For 120 years, residents of the cross-border community of Laredo/Nuevo Laredo have celebrated George Washington's birthday together and this account reveals the essential political work of a time-honored civic tradition.
Since 1898, residents of Laredo, Texas, and Nuevo Laredo, Tamaulipas, have reached across the US-Mexico border to celebrate George Washington's birthday. These days the celebration can last a whole month, with parade goers reveling in American and Mexican symbols; George Washington saluting; and “Pocahontas” riding on horseback. An international bridge ceremony, the heart and soul of the festivities, features children from both sides of the border marching toward each other to link the cities with an embrace.
¡Viva George! offers an ethnography and a history of this celebration, which emerges as both symbol and substance of cross-border community life.
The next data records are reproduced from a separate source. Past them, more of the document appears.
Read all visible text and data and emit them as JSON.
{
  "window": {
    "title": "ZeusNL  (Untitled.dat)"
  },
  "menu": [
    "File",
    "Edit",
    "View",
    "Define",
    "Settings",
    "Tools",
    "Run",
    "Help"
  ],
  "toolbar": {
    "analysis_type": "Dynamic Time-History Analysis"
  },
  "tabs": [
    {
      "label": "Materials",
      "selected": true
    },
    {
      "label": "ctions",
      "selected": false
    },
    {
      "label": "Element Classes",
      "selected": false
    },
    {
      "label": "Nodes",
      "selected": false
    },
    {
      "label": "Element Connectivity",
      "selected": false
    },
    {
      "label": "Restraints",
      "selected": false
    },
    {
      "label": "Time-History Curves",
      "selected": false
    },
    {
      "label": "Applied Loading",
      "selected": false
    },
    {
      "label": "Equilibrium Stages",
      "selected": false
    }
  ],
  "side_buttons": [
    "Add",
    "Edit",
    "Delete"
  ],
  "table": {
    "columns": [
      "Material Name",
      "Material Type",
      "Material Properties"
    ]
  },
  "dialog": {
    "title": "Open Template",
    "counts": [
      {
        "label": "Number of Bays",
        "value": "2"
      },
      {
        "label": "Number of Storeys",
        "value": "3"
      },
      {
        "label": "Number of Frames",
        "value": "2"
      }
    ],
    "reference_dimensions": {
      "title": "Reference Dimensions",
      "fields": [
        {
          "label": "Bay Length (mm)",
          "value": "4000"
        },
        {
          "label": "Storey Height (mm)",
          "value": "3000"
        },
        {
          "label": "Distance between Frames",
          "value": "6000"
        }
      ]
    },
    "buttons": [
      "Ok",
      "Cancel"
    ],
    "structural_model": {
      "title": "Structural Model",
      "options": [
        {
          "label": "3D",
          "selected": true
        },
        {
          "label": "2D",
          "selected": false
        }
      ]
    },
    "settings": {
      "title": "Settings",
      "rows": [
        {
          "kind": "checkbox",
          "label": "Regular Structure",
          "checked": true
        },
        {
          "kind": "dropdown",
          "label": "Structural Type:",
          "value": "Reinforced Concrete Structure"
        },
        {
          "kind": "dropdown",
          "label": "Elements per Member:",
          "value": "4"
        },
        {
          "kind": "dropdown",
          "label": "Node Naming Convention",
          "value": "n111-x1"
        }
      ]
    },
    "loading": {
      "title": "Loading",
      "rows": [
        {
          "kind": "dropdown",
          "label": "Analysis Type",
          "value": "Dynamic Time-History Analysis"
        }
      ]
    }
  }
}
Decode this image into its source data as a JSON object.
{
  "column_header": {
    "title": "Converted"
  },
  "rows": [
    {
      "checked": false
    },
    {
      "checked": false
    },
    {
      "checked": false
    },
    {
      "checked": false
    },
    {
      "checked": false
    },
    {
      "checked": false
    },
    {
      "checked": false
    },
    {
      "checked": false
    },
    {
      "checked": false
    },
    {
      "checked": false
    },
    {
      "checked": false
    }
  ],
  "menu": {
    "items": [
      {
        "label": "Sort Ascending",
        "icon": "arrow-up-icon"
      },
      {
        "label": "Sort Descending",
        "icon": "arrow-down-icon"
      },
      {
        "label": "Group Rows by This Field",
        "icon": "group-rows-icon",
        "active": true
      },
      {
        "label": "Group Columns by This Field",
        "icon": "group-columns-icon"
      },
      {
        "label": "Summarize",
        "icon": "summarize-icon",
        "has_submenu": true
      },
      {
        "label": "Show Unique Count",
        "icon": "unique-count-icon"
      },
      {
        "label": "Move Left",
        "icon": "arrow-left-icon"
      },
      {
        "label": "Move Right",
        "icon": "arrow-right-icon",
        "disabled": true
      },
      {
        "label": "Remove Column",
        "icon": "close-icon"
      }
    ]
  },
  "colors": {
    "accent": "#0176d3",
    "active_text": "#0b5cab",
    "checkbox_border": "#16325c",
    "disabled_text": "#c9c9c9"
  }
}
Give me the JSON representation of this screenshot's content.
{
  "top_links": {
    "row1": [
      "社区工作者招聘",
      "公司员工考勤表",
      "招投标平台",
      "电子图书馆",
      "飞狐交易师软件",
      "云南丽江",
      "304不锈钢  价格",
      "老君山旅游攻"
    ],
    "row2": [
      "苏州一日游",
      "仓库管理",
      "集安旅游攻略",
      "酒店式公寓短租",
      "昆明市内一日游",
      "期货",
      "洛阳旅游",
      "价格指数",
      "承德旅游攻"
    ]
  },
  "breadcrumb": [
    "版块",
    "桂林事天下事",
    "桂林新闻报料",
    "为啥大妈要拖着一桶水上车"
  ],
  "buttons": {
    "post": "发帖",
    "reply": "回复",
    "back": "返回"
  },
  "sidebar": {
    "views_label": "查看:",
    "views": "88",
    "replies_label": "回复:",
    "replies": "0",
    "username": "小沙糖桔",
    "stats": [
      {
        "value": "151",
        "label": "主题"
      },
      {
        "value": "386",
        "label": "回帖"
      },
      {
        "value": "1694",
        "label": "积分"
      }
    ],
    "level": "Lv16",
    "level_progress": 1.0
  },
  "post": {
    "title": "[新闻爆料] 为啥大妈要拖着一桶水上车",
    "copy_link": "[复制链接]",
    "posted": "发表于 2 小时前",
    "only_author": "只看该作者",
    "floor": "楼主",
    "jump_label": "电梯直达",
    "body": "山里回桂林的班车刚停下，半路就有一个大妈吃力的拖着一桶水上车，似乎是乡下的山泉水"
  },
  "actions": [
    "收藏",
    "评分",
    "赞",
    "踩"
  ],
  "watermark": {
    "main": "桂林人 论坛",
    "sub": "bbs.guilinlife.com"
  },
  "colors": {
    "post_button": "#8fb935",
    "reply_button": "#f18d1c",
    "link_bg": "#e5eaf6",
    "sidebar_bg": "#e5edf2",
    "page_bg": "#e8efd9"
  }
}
Anthropologist and Laredo native Elaine A. Peña shows how generations of border officials, civil society organizers, and everyday people have used the bridge ritual to protect shared economic and security interests as well as negotiate tensions amid natural disasters, drug-war violence, and immigration debates.
Drawing on previously unknown sources and extensive fieldwork, Peña finds that border enactments like Washington's birthday are more than goodwill gestures. From the Rio Grande to the 38th Parallel, they do the meaningful political work that partisan polemics cannot.